Kyra tried to call you, but you didn't answer
You have a new voicemail.
Kyra tried to call you, but you didn't answer.
According to a message currently hitting inboxes, a person tried to call the recipient, but received no response. The email, which purports to be from messaging service Viber, invites users to click a "Listen" button to hear the missed voicemail message.
However, the "Listen" link does not lead to a stored voicemail message as expected. Instead, it takes users to a spammy online pharmacy website that tries to sell all manner of medicines to unwary visitors.
Moreover, security warnings suggest that the pharmacy site may also harbour malware.
The people responsible for this spam campaign hope that, even though recipients are not taken to a voicemail as they expect, at least a few people will linger on the bogus site, buy some of its dodgy products, and possibly download malware as well.
Given how often this type of tactic is used, it obviously does result in sales and downloads. Of course, buying products from these dodgy online drugstore sites is a very bad idea. Even if you do actually get the products your order on such a site, you would have no way of knowing if the medicine is actually what it is claimed to be. And the medicines you buy could interfere with other medications you are taking with serious health implications. This is a real danger of buying medication without a doctor's prescription.
Moreover, to buy products you need to provide your credit card details, often on a payment page that is not even secure.

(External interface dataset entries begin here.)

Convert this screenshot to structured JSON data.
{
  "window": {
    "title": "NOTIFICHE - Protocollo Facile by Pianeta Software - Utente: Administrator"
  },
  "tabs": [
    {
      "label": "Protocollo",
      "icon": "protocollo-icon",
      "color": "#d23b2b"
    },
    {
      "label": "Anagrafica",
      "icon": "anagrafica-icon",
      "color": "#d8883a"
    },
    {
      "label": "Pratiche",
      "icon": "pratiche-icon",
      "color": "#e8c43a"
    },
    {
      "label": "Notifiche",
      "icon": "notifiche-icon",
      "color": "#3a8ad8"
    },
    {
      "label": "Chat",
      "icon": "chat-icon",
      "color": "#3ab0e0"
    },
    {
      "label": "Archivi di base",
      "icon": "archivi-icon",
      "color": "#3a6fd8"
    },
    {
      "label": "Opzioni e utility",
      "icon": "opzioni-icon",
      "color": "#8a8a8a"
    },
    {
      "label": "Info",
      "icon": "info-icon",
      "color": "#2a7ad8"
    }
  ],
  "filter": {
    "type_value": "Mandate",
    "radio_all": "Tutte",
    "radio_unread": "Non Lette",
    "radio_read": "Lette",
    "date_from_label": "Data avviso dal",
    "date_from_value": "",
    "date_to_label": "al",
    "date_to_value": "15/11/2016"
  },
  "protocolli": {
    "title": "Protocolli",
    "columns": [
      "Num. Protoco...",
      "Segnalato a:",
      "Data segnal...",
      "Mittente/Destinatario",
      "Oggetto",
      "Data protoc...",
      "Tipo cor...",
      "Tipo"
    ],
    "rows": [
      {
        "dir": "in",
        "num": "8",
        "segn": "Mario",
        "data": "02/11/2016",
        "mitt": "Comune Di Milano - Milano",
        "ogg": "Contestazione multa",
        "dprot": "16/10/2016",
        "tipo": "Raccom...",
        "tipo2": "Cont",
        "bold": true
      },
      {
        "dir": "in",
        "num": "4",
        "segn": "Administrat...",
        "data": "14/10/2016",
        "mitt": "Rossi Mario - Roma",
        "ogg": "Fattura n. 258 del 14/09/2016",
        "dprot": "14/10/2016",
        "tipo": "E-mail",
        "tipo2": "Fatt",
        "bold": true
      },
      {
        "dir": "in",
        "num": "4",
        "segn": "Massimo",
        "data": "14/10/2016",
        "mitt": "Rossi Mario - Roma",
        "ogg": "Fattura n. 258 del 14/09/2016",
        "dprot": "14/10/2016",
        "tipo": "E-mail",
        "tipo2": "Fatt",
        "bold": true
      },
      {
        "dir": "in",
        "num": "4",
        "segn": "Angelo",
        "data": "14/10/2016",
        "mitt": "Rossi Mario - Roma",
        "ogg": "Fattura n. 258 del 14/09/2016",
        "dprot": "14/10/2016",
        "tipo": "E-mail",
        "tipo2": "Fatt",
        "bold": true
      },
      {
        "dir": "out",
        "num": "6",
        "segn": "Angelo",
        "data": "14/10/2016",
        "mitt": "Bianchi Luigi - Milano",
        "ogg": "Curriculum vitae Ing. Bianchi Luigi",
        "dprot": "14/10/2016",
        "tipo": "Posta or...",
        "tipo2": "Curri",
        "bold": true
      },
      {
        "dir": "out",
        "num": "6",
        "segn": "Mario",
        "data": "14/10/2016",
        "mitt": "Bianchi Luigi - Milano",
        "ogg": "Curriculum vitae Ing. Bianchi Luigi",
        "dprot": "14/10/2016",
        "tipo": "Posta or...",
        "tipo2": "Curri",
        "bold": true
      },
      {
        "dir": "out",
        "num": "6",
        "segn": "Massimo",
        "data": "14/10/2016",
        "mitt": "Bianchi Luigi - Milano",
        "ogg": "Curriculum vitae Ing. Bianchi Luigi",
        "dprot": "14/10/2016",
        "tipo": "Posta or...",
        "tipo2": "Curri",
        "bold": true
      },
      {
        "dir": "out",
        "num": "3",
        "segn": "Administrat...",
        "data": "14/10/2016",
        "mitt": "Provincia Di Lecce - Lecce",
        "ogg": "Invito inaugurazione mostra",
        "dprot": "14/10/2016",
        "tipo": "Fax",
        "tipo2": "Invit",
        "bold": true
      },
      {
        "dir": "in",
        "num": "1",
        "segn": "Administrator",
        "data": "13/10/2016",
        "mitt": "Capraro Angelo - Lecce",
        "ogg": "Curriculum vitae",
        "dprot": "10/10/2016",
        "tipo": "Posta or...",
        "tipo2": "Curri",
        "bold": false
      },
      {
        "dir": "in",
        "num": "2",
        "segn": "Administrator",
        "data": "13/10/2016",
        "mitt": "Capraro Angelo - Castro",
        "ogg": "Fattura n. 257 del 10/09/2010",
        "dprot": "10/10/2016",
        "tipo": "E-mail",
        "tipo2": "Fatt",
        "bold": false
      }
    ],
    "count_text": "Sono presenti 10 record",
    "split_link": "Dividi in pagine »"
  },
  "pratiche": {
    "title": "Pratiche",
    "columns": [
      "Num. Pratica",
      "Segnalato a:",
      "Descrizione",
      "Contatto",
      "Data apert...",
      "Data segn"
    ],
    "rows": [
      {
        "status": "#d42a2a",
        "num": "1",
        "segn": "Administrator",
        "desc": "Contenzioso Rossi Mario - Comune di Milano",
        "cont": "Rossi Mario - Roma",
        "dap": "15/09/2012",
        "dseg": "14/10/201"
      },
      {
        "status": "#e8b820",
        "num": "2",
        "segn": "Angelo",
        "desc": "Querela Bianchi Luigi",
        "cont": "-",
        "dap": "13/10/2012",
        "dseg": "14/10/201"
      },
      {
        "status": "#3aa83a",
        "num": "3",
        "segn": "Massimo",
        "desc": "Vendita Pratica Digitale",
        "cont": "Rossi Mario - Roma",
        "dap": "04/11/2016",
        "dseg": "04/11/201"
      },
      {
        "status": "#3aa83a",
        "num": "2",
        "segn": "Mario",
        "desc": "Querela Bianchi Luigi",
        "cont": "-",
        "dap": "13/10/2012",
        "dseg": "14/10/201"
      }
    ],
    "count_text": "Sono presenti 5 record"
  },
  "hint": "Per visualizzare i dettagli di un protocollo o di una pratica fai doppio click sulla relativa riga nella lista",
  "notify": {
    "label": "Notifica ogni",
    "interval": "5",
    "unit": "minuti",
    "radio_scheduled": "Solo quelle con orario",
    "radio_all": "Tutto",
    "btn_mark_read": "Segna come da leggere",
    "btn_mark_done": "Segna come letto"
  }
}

Any site willing to use underhand tactics like these fake voicemail messages should not be trusted with your credit card details or any other personal information.
If you receive one of these messages, do not click on any links that it contains.
Last updated: April 8, 2014
First published: April 8, 2014
Written by Brett M. Christensen